In this instance, taken from the Sunday Times of Singapore, date-line 6th August 1950, the story concentrates on Telegraphists, the other two branches either done or waiting to be done. Before looking at telegraphists, a word about radar and sonar operators. Apart from their essential skills for the well being of the ship and its fighting ability, their jobs are only required/done infrequently and not on a continuous basis. When a ship is underway from point A to B especially at some speed zig-zaging to frustrate a submarine CO in the applying of target settings to his torpedoes,  it doesn't normally use sonar unless there is unmistakable intelligence that their 'track' will pass through known hostile waters. In such a case, the sonar operator[s] revert to their seaman branch duties in the overall watchbill of the ship. All warships have two types of radar both various, one dedicated towards navigation, rule-of-the-road safety at sea via-a-vis other ships coming and going, and the other naval, targeting and directing against surface and air hostile targets, tracking and acquiring distance [course, speed and bearing] and height of target of enemy. Radar works by sending a signal [which all in the vicinity can hear and monitor] and, if and when it hits a metallic object,  it bounces back to the transmitting ship and paints the echo on the transmitting ships screen. The returned echo can be used to work out the course and speed of the enemy. However, the enemy upon hearing the transmission pulse, is made aware of it being stalked and therefore it can make its get-away by using a few simple sums. It is not always wise therefore to use ones radar, except for just sending out one transmission as a just-in-case chance of locating something as yet unseen by visual lookouts. When transiting from point A to B it is the normal for the bridge staff to keep navigational-radar watch on the bridge-plot, putting the normal radar operator below on stand-by, and for the operations-room from which all the naval radar sets are controlled, it is reduced to a skeleton crew until the next high state of alert is ordered.

On the other hand, the telegraphist department never stops operating usually from four hours before leaving port to an hour or so after having arrived back in harbour. On foreign trips it never ceases to function with signals coming into the ship and many going out from the ship unless radio silence has been ordered. Even when it is, the incoming side [which is never affected by radio silence] keeps on the go twenty four hours a day. Although no more important than any other branch in the ship, the duties of the wireless telegraphy branch, particularly of the 1950 period, never get a break, whereas, all other branches and functions of the ship get a rest in a harbour. Mark you, what a difference here - not only excused watchkeeping duties, but like Porton Down experiments, they got paid for it!

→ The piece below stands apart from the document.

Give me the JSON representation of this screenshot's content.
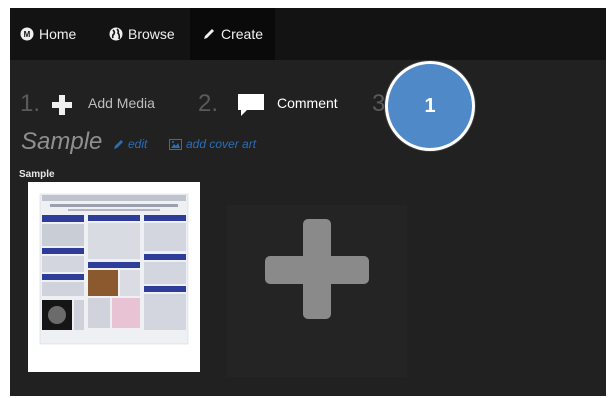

Unlike at Porton Down which was a scientific/medical driven exercise for which ratings were paid if they were to volunteer, here in Singapore, the equipment used in the test was supplied, installed and operated by the staff of the Stations Communications Centre which was established as Krangi W/T.  I wonder if the scientist mentioned paid the navy for the equipment and expertise, as well as paying the sailors?

Here is that Singapore newspaper article, however, the associated picture is non too good. If you recognise your name and face after 65 years than good on you.

6.8.1950 Telegraphists under stress.pdf


I have a  gut feeling that this, just five short years after the end of WW2 [VJ DAY], was an effort to make sure that if another war came, especially one involving the USN, this time we will have gone some way down the line [plus teaching Morse typing] to making sure our W/T operators could operate as well as those from the USN. Our use of Morse Code was much frowned upon by the USN as well as by the admirals running the BPF [British Pacific Fleet]. At a post-war wash-up, we Brits were much criticised for our inability to meet and match the standards of the combined fleets marshaled for the final push and destruction of the Japanese.

See this file scroll to RNSS SHOTLEY [HMS GANGES]and read from the second paragraph, namely from "Contrary to the myth....